**Your assignment**: Copy every line that holds the string "share" from the data below.

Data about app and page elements
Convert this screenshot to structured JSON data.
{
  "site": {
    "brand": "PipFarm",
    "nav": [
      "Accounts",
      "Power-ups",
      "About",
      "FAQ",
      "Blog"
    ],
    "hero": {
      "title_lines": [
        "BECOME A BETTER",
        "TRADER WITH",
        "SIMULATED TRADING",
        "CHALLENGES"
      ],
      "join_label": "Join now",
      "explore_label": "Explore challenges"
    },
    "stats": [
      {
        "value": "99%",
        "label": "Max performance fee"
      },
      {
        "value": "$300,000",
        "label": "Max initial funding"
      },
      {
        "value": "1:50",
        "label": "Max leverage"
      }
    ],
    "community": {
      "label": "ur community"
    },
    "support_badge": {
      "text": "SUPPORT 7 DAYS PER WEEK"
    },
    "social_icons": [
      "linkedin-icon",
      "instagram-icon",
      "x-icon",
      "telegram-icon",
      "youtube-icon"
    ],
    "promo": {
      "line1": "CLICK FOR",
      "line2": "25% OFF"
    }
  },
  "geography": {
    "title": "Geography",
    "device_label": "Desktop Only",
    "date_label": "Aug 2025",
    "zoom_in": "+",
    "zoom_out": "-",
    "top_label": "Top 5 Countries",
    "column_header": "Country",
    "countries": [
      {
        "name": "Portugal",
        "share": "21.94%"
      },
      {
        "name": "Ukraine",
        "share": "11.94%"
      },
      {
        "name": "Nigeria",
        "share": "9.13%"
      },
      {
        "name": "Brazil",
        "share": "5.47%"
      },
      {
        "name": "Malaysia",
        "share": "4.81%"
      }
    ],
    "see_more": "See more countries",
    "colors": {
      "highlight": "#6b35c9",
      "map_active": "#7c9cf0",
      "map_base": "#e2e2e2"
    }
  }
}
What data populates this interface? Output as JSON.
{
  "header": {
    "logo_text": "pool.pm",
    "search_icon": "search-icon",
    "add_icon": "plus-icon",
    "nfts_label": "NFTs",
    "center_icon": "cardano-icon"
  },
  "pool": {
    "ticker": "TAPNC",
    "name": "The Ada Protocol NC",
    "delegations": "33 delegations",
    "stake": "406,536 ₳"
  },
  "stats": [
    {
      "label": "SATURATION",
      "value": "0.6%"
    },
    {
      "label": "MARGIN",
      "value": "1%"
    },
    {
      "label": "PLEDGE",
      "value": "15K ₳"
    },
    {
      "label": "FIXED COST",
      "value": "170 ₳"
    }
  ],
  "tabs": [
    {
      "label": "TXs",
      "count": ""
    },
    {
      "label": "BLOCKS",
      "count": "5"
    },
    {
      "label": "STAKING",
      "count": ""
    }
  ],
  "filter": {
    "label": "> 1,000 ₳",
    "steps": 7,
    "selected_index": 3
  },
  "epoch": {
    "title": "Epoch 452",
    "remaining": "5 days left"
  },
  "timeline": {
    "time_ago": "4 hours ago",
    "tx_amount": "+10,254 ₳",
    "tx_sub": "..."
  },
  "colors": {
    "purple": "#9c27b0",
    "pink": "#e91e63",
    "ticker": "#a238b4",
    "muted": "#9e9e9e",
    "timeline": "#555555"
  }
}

**Answer below**:
        "share": "21.94%"
        "share": "11.94%"
        "share": "9.13%"
        "share": "5.47%"
        "share": "4.81%"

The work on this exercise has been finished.